For many of us, winter brings images of playing in the snow with family. Of course, it can also mean a greater risk of concussion, whether it’s from falling off a ladder while decorating or slipping while walking on ice. And, the more we learn about concussions, the more imperative it becomes to protect your brain and be proactive to prevent head injuries.

What Is a Concussion?

A concussion is a traumatic brain injury (TBI) that happens when the head and brain move rapidly back and forth. This can happen either by direct impact to the head or through a hit to the body that causes sudden movement of the head and brain. When the brain bounces around or twists in the skull, it can create chemical changes in the brain, and may even stretch or damage brain cells.

What Makes Concussions So Dangerous?

While a concussion is considered a “mild” brain injury—because more often than not, concussions themselves are not life-threatening—the effects are serious, and can last for days, weeks, or even longer.

A concussion can temporarily cause a loss of normal brain function, a result of the chemical changes that take place when the brain’s nerves and blood vessels are stretched and bruised. While a single concussion usually won’t cause permanent brain damage, multiple concussions over a lifetime can result in structural changes in your brain.

How Can Concussions Be Avoided?

Most of the current conversation around concussions, particularly in media reports, concerns contact sports like football and ice hockey. Certainly, athletes participating in such sports should always wear well-fitting helmets and protective equipment that’s in good condition, and avoid head contact where at all possible. Helmets should also be worn when bicycling, skating, or horseback riding.

At home, bathrooms should have grab bars, and nonslip mats should be used in the tub and on floors. In general, improving lighting and getting rid of trip hazards are excellent ways to prevent concussion-causing falls. If you have young children, you may want to consider safety gates on staircases and guards on windows as well.
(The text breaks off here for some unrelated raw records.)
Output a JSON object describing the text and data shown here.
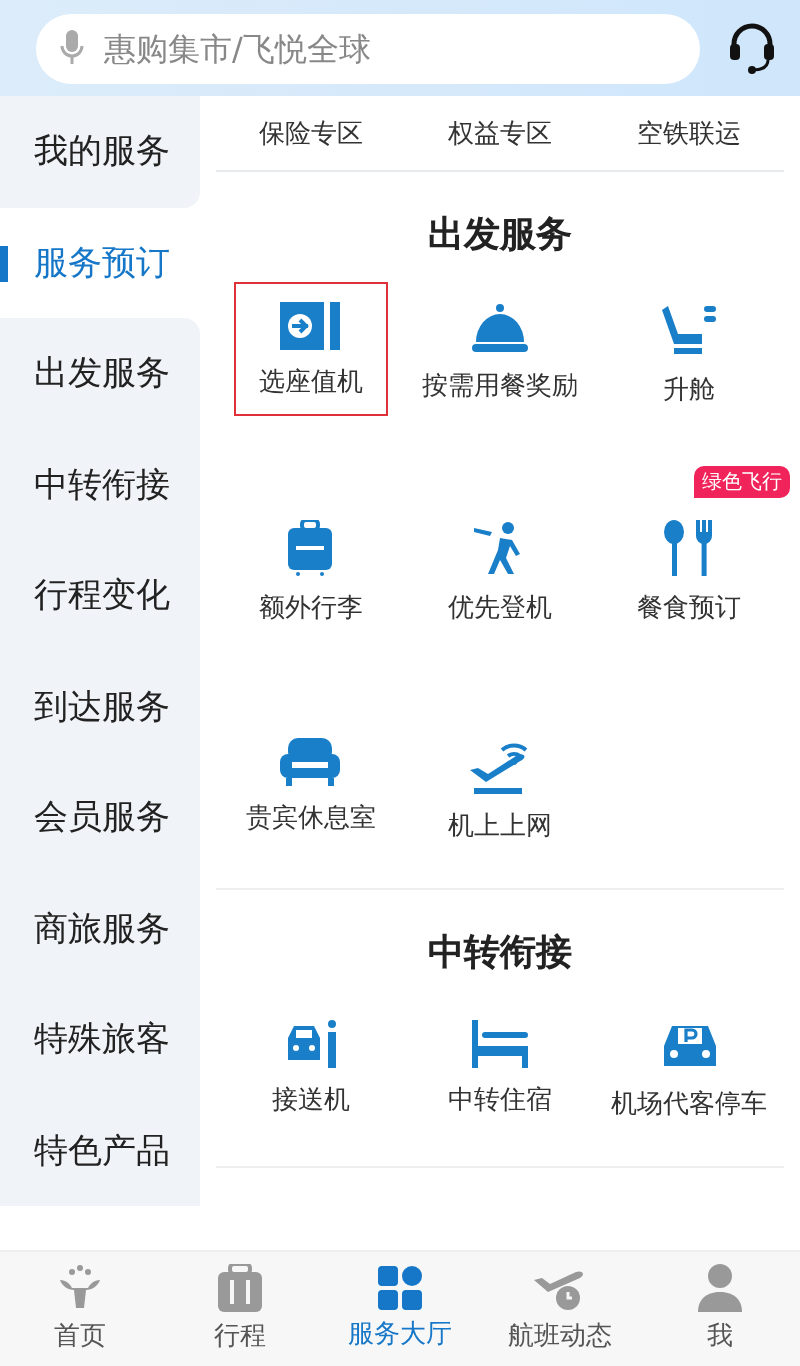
{
  "search": {
    "placeholder": "惠购集市/飞悦全球"
  },
  "sidebar": {
    "items": [
      {
        "label": "我的服务",
        "selected": false,
        "kind": "top"
      },
      {
        "label": "服务预订",
        "selected": true,
        "kind": "top"
      },
      {
        "label": "出发服务",
        "selected": false,
        "kind": "sub"
      },
      {
        "label": "中转衔接",
        "selected": false,
        "kind": "sub"
      },
      {
        "label": "行程变化",
        "selected": false,
        "kind": "sub"
      },
      {
        "label": "到达服务",
        "selected": false,
        "kind": "sub"
      },
      {
        "label": "会员服务",
        "selected": false,
        "kind": "sub"
      },
      {
        "label": "商旅服务",
        "selected": false,
        "kind": "sub"
      },
      {
        "label": "特殊旅客",
        "selected": false,
        "kind": "sub"
      },
      {
        "label": "特色产品",
        "selected": false,
        "kind": "sub"
      }
    ]
  },
  "top_links": [
    "保险专区",
    "权益专区",
    "空铁联运"
  ],
  "sections": [
    {
      "title": "出发服务",
      "items": [
        {
          "label": "选座值机",
          "selected": true
        },
        {
          "label": "按需用餐奖励",
          "selected": false
        },
        {
          "label": "升舱",
          "selected": false
        },
        {
          "label": "额外行李",
          "selected": false
        },
        {
          "label": "优先登机",
          "selected": false
        },
        {
          "label": "餐食预订",
          "selected": false,
          "badge": "绿色飞行"
        },
        {
          "label": "贵宾休息室",
          "selected": false
        },
        {
          "label": "机上上网",
          "selected": false
        }
      ]
    },
    {
      "title": "中转衔接",
      "items": [
        {
          "label": "接送机",
          "selected": false
        },
        {
          "label": "中转住宿",
          "selected": false
        },
        {
          "label": "机场代客停车",
          "selected": false
        }
      ]
    }
  ],
  "tab_bar": [
    {
      "label": "首页",
      "selected": false
    },
    {
      "label": "行程",
      "selected": false
    },
    {
      "label": "服务大厅",
      "selected": true
    },
    {
      "label": "航班动态",
      "selected": false
    },
    {
      "label": "我",
      "selected": false
    }
  ]
}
Concerned about a concussion or any other sports-related injury? Orlin & Cohen offices across Long Island are open for immediate, personalized care. Immediate in-person, as well as telehealth, appointments are available seven days a week: Request an appointment now.